SOUP (Software of Unknown Provenance)

Ready for some pain? We need to document our libraries because they're SOUP.

If you've made it this far, you'll probably survive SOUP, too.

SOUP stands for Software of Unknown Provenance. In human language, those are your libraries. Nowadays, these are open-source libraries which you include in your package.json or Gemfile.

But how do you document it?

It depends on your 62304 software safety class again. For class A, it's pretty uncomplicated.

For class B and C, it gets more tricky, so we'll see what needs to be done.

First, we'll do it for the backend Ruby code by going through our Gemfile and documenting Rails as SOUP. After that, we'll look into the package.json of the JavaScript code and document a library from there.

We'll cover:
  • What to document for each library.
  • What to use as "anomaly list" and how to evaluate it.
  • How to introduce a risk classification of SOUP
  • How to specify SOUP requirements
  • How to verify SOUP without doing tests (i.e. writing code) yourself
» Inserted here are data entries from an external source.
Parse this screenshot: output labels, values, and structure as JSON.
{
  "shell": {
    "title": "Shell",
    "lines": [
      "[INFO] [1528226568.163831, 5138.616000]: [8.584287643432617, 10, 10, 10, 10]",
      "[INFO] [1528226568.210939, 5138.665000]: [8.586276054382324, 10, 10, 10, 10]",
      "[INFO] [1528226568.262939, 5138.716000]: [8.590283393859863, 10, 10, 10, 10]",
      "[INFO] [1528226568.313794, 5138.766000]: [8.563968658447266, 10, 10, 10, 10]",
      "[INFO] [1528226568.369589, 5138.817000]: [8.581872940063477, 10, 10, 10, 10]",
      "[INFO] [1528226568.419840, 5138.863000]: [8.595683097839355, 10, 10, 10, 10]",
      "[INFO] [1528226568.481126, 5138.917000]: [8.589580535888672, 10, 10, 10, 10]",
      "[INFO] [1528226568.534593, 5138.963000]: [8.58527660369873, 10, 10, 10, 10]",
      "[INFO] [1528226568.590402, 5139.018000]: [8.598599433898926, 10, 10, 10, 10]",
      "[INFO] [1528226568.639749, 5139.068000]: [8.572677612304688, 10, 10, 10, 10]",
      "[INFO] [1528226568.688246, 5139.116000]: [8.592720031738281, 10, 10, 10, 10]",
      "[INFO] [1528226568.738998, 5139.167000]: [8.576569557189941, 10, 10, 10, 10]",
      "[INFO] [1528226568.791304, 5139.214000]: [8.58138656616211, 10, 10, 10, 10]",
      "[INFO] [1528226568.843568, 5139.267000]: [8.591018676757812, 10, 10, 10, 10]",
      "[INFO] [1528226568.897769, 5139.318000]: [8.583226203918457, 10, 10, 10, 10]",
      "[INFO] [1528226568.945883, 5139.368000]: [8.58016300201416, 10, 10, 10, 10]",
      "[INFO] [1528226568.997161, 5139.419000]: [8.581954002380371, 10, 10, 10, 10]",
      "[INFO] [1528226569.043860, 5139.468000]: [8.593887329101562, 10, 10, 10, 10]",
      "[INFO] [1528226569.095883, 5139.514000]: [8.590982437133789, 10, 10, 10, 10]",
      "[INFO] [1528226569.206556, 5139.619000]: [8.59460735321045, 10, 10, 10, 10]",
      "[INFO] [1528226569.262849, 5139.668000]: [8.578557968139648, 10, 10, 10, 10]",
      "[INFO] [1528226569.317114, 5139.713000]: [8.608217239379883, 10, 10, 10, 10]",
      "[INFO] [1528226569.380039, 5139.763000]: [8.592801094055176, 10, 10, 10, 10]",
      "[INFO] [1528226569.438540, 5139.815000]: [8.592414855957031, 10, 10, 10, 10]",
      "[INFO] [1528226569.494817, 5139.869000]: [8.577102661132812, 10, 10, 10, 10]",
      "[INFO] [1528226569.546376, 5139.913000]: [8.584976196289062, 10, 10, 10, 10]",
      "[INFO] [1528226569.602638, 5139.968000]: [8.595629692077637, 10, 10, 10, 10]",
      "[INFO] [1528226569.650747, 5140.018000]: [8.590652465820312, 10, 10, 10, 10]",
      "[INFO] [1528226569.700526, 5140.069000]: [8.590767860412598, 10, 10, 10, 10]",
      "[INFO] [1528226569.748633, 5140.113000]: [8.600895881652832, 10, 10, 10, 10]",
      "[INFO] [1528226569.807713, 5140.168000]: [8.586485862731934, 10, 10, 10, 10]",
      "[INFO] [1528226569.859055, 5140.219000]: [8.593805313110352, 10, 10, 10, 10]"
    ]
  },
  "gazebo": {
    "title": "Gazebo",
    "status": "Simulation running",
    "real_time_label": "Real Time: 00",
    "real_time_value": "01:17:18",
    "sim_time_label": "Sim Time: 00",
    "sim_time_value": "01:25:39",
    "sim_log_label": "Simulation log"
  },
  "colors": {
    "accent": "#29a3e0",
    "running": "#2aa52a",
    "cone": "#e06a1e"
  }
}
Finally, I'll explain the point of SOUP documentation while reducing my ranting to a local minimum.